Downing Street issued a statement referring to Lord Geidt giving advice on a “commercially sensitive matter in the national interest” this week, but would not give further details.

Deputy Prime Minister Dominic Raab, who is also the Justice Secretary, suggested a “pretty rough” appearance before the Commons Public Administration and Constitutional Affairs Committee on Tuesday could have contributed to Lord Geidt’s departure.

He said Lord Geidt had been in talks with Mr Johnson this week about staying on in the role for six months and appeared “committed” to the job.

But Mr Raab told Sky News: “I think he had a pretty rough grilling by MPs this week. I think sometimes we in the media and as politicians maybe underestimate how civil servants feel with that kind of scrutiny.”

Cabinet Office minister Michael Ellis, responding to an urgent question from Labour, told MPs in the Commons: “The Prime Minister will be issuing a letter in relation to Lord Geidt’s announcement. Both Lord Geidt’s letter and the Prime Minister’s reply will be deposited in the House shortly.”

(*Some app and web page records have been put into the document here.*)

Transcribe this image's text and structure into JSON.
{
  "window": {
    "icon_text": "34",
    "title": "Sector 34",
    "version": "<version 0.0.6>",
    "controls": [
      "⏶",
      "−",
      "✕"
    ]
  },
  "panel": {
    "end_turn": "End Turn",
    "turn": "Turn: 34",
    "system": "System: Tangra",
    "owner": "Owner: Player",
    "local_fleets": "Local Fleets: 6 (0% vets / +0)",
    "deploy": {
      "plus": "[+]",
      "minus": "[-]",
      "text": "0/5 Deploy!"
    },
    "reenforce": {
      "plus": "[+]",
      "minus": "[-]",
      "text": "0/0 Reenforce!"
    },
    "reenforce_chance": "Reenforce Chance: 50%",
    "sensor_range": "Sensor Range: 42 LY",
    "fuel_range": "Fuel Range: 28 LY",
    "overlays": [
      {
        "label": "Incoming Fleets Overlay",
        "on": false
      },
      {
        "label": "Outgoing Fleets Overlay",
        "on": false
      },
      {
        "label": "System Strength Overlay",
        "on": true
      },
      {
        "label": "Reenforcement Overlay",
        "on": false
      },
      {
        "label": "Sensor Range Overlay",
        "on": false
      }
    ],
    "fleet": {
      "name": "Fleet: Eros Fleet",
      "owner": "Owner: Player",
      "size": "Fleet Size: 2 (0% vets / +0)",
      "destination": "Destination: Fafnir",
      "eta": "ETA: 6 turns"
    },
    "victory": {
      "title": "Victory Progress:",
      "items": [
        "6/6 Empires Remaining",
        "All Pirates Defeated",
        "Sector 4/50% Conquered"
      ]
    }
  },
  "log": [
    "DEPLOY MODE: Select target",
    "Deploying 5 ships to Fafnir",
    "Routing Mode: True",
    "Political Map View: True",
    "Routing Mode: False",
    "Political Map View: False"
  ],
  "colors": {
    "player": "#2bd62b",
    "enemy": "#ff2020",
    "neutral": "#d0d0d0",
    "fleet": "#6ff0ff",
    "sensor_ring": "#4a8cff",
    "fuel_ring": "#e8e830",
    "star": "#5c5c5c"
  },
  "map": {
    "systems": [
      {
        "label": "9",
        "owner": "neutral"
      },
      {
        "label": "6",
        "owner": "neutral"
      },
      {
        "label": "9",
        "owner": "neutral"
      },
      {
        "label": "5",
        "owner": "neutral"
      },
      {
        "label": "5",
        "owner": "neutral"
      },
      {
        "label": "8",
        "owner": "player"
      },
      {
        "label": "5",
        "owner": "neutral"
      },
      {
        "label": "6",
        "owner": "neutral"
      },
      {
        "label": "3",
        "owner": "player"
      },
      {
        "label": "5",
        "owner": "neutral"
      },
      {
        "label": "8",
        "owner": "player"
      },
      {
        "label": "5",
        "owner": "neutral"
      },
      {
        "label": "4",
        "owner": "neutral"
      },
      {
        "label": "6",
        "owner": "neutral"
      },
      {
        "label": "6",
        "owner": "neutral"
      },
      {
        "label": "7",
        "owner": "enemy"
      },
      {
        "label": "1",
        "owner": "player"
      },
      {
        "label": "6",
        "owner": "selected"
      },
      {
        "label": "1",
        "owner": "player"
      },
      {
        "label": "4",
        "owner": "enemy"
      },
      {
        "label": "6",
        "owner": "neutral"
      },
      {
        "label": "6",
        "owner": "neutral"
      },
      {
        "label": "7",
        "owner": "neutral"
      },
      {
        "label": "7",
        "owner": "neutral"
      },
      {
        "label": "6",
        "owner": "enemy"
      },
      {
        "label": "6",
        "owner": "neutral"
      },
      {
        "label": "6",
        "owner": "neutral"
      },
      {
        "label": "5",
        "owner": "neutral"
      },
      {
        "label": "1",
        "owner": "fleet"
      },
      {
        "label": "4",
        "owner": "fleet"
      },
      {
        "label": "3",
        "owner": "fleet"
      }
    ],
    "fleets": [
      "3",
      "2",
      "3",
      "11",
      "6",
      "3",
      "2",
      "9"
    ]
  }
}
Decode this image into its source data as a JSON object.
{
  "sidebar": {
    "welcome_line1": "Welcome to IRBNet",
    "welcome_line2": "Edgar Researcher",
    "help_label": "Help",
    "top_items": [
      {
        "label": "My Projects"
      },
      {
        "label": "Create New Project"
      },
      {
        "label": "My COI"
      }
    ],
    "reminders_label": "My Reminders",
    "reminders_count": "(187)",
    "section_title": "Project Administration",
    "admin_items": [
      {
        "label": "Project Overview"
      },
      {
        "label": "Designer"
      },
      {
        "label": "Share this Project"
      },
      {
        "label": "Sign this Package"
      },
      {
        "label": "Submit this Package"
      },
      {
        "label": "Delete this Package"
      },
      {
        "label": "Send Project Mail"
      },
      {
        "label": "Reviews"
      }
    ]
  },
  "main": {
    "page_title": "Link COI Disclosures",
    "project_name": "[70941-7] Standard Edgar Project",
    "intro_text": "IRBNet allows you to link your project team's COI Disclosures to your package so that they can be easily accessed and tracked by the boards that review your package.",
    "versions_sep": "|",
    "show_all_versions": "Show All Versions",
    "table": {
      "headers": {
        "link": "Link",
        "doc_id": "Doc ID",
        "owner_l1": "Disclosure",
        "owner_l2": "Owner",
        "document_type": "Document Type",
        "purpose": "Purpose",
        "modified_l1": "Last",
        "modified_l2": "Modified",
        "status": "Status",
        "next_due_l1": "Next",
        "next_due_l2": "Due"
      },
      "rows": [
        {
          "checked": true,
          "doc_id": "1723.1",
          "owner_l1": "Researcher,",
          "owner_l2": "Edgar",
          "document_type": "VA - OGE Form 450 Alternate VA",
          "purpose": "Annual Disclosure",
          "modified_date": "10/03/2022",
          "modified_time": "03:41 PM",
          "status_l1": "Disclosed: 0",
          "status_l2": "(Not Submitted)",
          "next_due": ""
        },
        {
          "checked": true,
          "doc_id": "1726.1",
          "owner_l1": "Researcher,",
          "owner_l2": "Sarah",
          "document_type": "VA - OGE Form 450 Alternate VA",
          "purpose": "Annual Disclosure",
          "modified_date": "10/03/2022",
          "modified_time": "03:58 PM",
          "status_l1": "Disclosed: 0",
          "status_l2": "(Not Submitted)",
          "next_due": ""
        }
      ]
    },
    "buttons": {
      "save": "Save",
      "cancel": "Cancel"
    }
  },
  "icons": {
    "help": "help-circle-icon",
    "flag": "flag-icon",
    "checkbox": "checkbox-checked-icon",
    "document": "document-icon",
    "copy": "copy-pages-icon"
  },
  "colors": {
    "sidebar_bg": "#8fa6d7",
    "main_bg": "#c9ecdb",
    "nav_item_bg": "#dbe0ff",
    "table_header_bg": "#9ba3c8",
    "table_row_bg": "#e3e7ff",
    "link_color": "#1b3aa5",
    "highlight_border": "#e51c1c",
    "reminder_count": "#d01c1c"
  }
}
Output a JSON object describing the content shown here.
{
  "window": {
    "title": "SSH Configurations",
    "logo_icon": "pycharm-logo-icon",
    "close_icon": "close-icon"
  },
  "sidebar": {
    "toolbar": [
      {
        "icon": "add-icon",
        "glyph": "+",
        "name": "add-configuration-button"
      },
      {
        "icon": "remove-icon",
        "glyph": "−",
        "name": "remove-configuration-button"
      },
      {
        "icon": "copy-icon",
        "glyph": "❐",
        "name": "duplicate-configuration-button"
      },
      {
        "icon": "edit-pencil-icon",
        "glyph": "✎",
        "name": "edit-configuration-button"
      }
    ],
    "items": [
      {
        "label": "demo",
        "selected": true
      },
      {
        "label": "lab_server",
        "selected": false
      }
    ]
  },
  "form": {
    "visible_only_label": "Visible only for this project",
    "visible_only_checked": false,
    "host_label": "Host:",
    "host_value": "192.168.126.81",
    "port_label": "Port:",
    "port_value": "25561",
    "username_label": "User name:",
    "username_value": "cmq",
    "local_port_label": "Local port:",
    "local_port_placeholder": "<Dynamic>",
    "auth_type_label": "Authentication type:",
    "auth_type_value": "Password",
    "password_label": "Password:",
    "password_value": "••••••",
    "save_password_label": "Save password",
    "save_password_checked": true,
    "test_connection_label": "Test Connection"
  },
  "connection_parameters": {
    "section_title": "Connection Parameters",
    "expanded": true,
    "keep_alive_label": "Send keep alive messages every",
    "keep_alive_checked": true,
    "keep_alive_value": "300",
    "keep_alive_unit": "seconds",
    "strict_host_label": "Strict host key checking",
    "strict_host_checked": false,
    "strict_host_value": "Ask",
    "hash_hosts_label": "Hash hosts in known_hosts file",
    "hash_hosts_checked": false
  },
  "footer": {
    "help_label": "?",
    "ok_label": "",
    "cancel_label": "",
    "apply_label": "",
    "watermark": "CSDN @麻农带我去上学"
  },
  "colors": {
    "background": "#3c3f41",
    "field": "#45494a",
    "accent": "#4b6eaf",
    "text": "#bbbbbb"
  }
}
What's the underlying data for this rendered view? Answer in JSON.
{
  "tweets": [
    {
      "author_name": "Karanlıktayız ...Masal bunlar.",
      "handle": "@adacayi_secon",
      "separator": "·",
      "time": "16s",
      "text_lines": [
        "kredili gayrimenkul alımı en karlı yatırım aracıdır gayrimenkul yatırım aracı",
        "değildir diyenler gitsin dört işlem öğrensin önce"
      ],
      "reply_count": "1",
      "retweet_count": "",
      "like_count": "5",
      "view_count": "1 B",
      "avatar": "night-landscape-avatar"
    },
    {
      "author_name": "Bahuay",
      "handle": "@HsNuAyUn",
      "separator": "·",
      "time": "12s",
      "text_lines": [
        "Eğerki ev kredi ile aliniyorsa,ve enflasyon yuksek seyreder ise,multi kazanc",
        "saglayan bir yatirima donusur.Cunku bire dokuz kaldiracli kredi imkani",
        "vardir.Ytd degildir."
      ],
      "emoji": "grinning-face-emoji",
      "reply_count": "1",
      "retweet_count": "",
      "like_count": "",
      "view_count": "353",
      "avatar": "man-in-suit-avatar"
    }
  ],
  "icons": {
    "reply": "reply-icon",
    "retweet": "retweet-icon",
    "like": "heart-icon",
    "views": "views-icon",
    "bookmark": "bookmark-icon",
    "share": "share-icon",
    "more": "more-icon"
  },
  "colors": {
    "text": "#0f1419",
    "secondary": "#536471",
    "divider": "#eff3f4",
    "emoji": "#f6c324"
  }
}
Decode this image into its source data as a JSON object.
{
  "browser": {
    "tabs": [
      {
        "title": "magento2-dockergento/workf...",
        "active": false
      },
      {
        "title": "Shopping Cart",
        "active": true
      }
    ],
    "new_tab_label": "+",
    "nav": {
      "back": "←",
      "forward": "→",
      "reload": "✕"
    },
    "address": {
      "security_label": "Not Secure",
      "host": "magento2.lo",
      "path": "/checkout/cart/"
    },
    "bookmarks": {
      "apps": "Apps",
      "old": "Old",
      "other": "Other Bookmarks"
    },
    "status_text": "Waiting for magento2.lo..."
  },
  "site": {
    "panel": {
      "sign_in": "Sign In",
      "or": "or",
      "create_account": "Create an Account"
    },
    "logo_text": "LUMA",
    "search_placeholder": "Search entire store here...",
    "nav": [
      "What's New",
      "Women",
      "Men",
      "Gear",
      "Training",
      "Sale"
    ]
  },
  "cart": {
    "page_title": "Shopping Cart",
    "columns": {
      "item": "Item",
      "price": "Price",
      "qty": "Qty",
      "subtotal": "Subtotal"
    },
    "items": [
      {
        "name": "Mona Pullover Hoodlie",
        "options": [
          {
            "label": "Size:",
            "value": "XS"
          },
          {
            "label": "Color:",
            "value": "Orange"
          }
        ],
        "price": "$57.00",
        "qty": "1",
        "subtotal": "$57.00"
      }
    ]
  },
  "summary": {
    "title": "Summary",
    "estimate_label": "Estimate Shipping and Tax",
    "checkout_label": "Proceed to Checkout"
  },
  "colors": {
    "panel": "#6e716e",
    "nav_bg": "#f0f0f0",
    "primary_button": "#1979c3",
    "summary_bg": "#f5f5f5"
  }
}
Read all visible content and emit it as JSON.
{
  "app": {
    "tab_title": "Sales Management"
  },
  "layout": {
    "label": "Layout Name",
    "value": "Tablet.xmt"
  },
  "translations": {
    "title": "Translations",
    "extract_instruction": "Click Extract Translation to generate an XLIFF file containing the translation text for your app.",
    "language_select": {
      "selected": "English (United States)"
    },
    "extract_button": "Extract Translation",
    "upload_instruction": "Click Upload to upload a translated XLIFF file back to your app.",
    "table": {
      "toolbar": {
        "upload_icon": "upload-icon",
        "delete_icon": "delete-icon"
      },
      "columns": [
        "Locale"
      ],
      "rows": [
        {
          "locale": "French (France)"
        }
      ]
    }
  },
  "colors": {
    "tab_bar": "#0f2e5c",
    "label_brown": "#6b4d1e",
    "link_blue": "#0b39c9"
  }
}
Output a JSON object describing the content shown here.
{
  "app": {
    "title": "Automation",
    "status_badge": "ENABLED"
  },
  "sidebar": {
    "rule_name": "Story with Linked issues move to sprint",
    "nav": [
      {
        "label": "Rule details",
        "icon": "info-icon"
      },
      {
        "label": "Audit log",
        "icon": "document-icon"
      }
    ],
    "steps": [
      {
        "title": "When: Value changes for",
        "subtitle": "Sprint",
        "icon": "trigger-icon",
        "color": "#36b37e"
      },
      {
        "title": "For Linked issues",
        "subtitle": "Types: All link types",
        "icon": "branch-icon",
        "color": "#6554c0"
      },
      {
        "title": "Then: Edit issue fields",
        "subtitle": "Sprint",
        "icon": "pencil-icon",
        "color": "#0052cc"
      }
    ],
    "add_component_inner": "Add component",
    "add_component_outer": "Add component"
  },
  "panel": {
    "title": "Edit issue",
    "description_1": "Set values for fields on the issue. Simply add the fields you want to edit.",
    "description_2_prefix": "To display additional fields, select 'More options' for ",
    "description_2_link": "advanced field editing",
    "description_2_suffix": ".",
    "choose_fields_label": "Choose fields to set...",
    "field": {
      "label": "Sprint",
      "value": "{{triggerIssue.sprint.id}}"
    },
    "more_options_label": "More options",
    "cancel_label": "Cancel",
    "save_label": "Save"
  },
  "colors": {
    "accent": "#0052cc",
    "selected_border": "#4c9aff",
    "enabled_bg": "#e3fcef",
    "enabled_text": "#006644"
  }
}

He added: “The Government is particularly disappointed, of course, that Lord Geidt has taken this decision as only very recently, as this House knows from the debate last week, significant changes were made to the role and status of the independent adviser on ministers’ interests.

“These changes represent the most substantial strengthening of the role of the independent adviser since its creation.”

Mr Ellis refused to give further details about the “sensitive matter” Lord Geidt had been asked to advise on.

Labour MP Fleur Anderson said: “Can the minister confirm whether this relates to a direct or indirect financial interest of the Prime Minister, a family member, a friend or a donor?”

But Mr Ellis said on “sensitive matters” it was ” not obviously appropriate to dwell on those, as is clear”.

“The letters will speak for themselves,” he added.